They are the Mutt and Jeff of college lacrosse, but when they begin their afternoon-long dual today at Johns Hopkins, no one in the expected overflow crowd of 12,000 will be laughing.
To those attending this Hopkins-Maryland confrontation, what happens between the Blue Jays' 5-foot-7 Bob Maimone and the Terrapins' 6-1 Bob Ott in their midfield faceoff battles is most serious business. The teams are so close in talent that the outcome of the 2 p.m. NCAA semifinal game could well be determined by these two talented players.
Last Saturday, Ott dominated Maimone until the squads went into overtime. Then Maimone took charge, won a series of crucial faceoffs in the second extra period and Hopkins won, 21-20.
"There is no question that really hurt us," Ott said yesterday. "But I was really dead by the time the overtime periods came. I can't remember anything about them. I had paced myself for a four-quarter game and I didn't have anything left."
Keeping Ott fresh in the heat of the Homewood playing field is one of coach Bud Beardmore's biggest worries entering the game. And it also points up a major difference in the philosophies the teams take toward faceoffs, which occur at the start of each period and after every goal.
Ott takes a regular turn with his midfield unit as well as handling most of the faceoffs. Maimone, however, does nothing but fade off. As soon as the faceoff is over, he leaves the field for a substitute.
"I hate to see the game develop into a game of specialists," said Ott. "I wouldn't want to just face off. I like to play too. No doubt it's and advantage for him to be resting while I'm playing but it's something I have to overcome."
The two also have contrasting styles and approaches to the art of facing off. Mamimone who weighs 195 pounds and [WORD ILLEGIBLE] huge forearms and wrists, relies on bulldog tenacity and strength. Ott, an angular 185-pounder, depends on experience and quickness.
While Maimone paces back and forth before each faceoff, psyching himself for the upcoming confrontation, Ott will chat casually with a referee, trying to relax.
Despite their frequency, face offs are one of the big mysteries of lacrosse. They take place in a small area in the middle of the field and because the two players are crouched low over the ball, the view from the stands is poor.
What is taking place is simple: The players have their sticks on the ground, with the nets of the sticks about an inch apart. The official places the ball between the nets (but off the ground) and then blows his whistle.

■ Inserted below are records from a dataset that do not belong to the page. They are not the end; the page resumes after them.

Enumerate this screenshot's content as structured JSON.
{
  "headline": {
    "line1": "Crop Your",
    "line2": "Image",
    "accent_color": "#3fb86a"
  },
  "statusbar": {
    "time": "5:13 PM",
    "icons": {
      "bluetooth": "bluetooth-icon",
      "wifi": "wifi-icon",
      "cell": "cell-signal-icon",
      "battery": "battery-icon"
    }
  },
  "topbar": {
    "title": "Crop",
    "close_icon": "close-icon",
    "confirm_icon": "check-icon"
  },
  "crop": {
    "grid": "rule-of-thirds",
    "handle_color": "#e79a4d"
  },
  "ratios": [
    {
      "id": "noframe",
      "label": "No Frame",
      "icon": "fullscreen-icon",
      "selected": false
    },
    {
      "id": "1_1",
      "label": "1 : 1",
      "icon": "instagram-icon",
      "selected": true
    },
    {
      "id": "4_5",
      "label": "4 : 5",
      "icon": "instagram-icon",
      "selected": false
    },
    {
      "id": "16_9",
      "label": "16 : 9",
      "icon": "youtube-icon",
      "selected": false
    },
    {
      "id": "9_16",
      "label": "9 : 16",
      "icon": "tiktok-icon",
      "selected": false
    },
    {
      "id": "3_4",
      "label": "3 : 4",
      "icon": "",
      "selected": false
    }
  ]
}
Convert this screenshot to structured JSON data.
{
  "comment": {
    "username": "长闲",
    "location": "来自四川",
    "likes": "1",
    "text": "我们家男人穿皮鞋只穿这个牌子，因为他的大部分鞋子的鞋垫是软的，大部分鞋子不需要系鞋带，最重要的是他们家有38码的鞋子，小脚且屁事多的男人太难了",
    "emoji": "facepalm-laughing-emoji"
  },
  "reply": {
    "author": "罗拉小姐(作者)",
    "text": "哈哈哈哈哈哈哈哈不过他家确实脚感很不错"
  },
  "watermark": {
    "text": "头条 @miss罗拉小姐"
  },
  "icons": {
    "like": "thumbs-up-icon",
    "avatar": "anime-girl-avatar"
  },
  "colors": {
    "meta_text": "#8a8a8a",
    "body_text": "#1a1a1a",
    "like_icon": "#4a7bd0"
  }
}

It then becomes a matter of which player can rake or scoop the ball away from the other. Maimone, who Ott says, "practically has his nose on the ball", tries to overpower his foe. Ott tries to pry the ball loose so he can dash over and pick it up.
"It's a matter of adjusting and then adjusting again," said Ott. "We may wind up facing each other 40 times in the game. So it becomes a mental duel."
In the other NCAA semifinal, at Ithaca, N.Y., Cornell, the defending national champion and winner of 27 straight games, is a top-heavy pick over Navy, which upset Pen Tuesday.